(Supplied entries):
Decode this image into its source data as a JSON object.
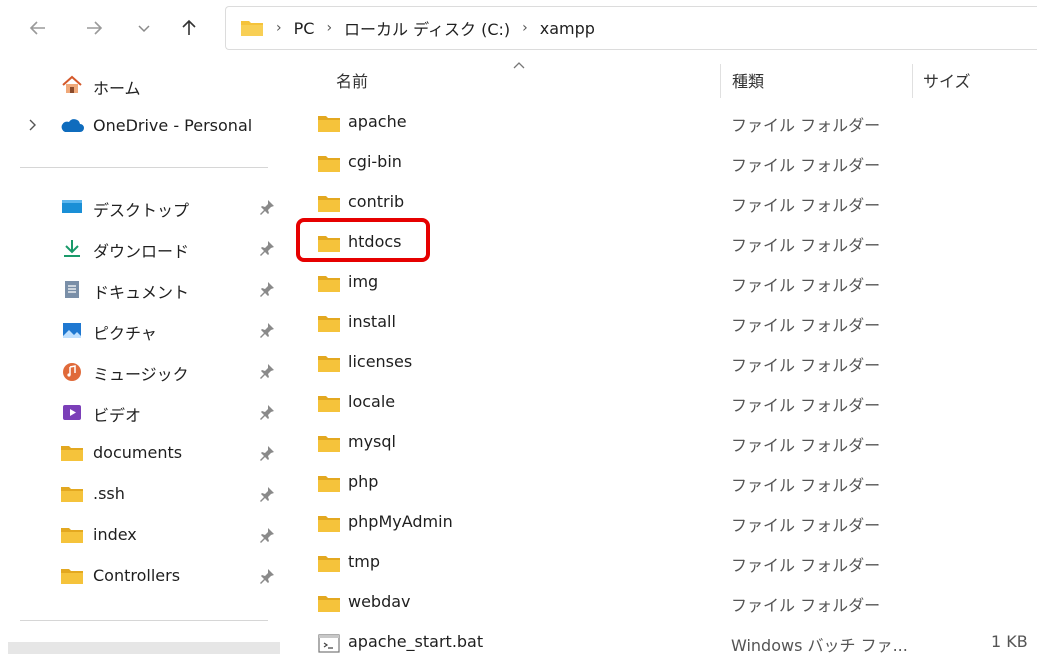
{
  "nav": {
    "back": "back-arrow-icon",
    "forward": "forward-arrow-icon",
    "recent": "chevron-down-icon",
    "up": "up-arrow-icon"
  },
  "breadcrumb": [
    "PC",
    "ローカル ディスク (C:)",
    "xampp"
  ],
  "sidebar": {
    "home": "ホーム",
    "onedrive": "OneDrive - Personal",
    "pinned": [
      {
        "label": "デスクトップ",
        "icon": "desktop-icon"
      },
      {
        "label": "ダウンロード",
        "icon": "download-icon"
      },
      {
        "label": "ドキュメント",
        "icon": "document-icon"
      },
      {
        "label": "ピクチャ",
        "icon": "pictures-icon"
      },
      {
        "label": "ミュージック",
        "icon": "music-icon"
      },
      {
        "label": "ビデオ",
        "icon": "video-icon"
      },
      {
        "label": "documents",
        "icon": "folder-icon"
      },
      {
        "label": ".ssh",
        "icon": "folder-icon"
      },
      {
        "label": "index",
        "icon": "folder-icon"
      },
      {
        "label": "Controllers",
        "icon": "folder-icon"
      }
    ]
  },
  "columns": {
    "name": "名前",
    "type": "種類",
    "size": "サイズ"
  },
  "files": [
    {
      "name": "apache",
      "type": "ファイル フォルダー",
      "size": "",
      "kind": "folder"
    },
    {
      "name": "cgi-bin",
      "type": "ファイル フォルダー",
      "size": "",
      "kind": "folder"
    },
    {
      "name": "contrib",
      "type": "ファイル フォルダー",
      "size": "",
      "kind": "folder"
    },
    {
      "name": "htdocs",
      "type": "ファイル フォルダー",
      "size": "",
      "kind": "folder"
    },
    {
      "name": "img",
      "type": "ファイル フォルダー",
      "size": "",
      "kind": "folder"
    },
    {
      "name": "install",
      "type": "ファイル フォルダー",
      "size": "",
      "kind": "folder"
    },
    {
      "name": "licenses",
      "type": "ファイル フォルダー",
      "size": "",
      "kind": "folder"
    },
    {
      "name": "locale",
      "type": "ファイル フォルダー",
      "size": "",
      "kind": "folder"
    },
    {
      "name": "mysql",
      "type": "ファイル フォルダー",
      "size": "",
      "kind": "folder"
    },
    {
      "name": "php",
      "type": "ファイル フォルダー",
      "size": "",
      "kind": "folder"
    },
    {
      "name": "phpMyAdmin",
      "type": "ファイル フォルダー",
      "size": "",
      "kind": "folder"
    },
    {
      "name": "tmp",
      "type": "ファイル フォルダー",
      "size": "",
      "kind": "folder"
    },
    {
      "name": "webdav",
      "type": "ファイル フォルダー",
      "size": "",
      "kind": "folder"
    },
    {
      "name": "apache_start.bat",
      "type": "Windows バッチ ファ...",
      "size": "1 KB",
      "kind": "batch"
    }
  ],
  "highlighted_item": "htdocs",
  "colors": {
    "folder": "#f5c33b",
    "folder_dark": "#e3a820",
    "highlight": "#e60000",
    "onedrive": "#0f6cbd"
  }
}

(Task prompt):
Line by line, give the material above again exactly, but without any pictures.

(Response area):
Decode this image into its source data as a JSON object.
{
  "nav": {
    "back": "back-arrow-icon",
    "forward": "forward-arrow-icon",
    "recent": "chevron-down-icon",
    "up": "up-arrow-icon"
  },
  "breadcrumb": [
    "PC",
    "ローカル ディスク (C:)",
    "xampp"
  ],
  "sidebar": {
    "home": "ホーム",
    "onedrive": "OneDrive - Personal",
    "pinned": [
      {
        "label": "デスクトップ",
        "icon": "desktop-icon"
      },
      {
        "label": "ダウンロード",
        "icon": "download-icon"
      },
      {
        "label": "ドキュメント",
        "icon": "document-icon"
      },
      {
        "label": "ピクチャ",
        "icon": "pictures-icon"
      },
      {
        "label": "ミュージック",
        "icon": "music-icon"
      },
      {
        "label": "ビデオ",
        "icon": "video-icon"
      },
      {
        "label": "documents",
        "icon": "folder-icon"
      },
      {
        "label": ".ssh",
        "icon": "folder-icon"
      },
      {
        "label": "index",
        "icon": "folder-icon"
      },
      {
        "label": "Controllers",
        "icon": "folder-icon"
      }
    ]
  },
  "columns": {
    "name": "名前",
    "type": "種類",
    "size": "サイズ"
  },
  "files": [
    {
      "name": "apache",
      "type": "ファイル フォルダー",
      "size": "",
      "kind": "folder"
    },
    {
      "name": "cgi-bin",
      "type": "ファイル フォルダー",
      "size": "",
      "kind": "folder"
    },
    {
      "name": "contrib",
      "type": "ファイル フォルダー",
      "size": "",
      "kind": "folder"
    },
    {
      "name": "htdocs",
      "type": "ファイル フォルダー",
      "size": "",
      "kind": "folder"
    },
    {
      "name": "img",
      "type": "ファイル フォルダー",
      "size": "",
      "kind": "folder"
    },
    {
      "name": "install",
      "type": "ファイル フォルダー",
      "size": "",
      "kind": "folder"
    },
    {
      "name": "licenses",
      "type": "ファイル フォルダー",
      "size": "",
      "kind": "folder"
    },
    {
      "name": "locale",
      "type": "ファイル フォルダー",
      "size": "",
      "kind": "folder"
    },
    {
      "name": "mysql",
      "type": "ファイル フォルダー",
      "size": "",
      "kind": "folder"
    },
    {
      "name": "php",
      "type": "ファイル フォルダー",
      "size": "",
      "kind": "folder"
    },
    {
      "name": "phpMyAdmin",
      "type": "ファイル フォルダー",
      "size": "",
      "kind": "folder"
    },
    {
      "name": "tmp",
      "type": "ファイル フォルダー",
      "size": "",
      "kind": "folder"
    },
    {
      "name": "webdav",
      "type": "ファイル フォルダー",
      "size": "",
      "kind": "folder"
    },
    {
      "name": "apache_start.bat",
      "type": "Windows バッチ ファ...",
      "size": "1 KB",
      "kind": "batch"
    }
  ],
  "highlighted_item": "htdocs",
  "colors": {
    "folder": "#f5c33b",
    "folder_dark": "#e3a820",
    "highlight": "#e60000",
    "onedrive": "#0f6cbd"
  }
}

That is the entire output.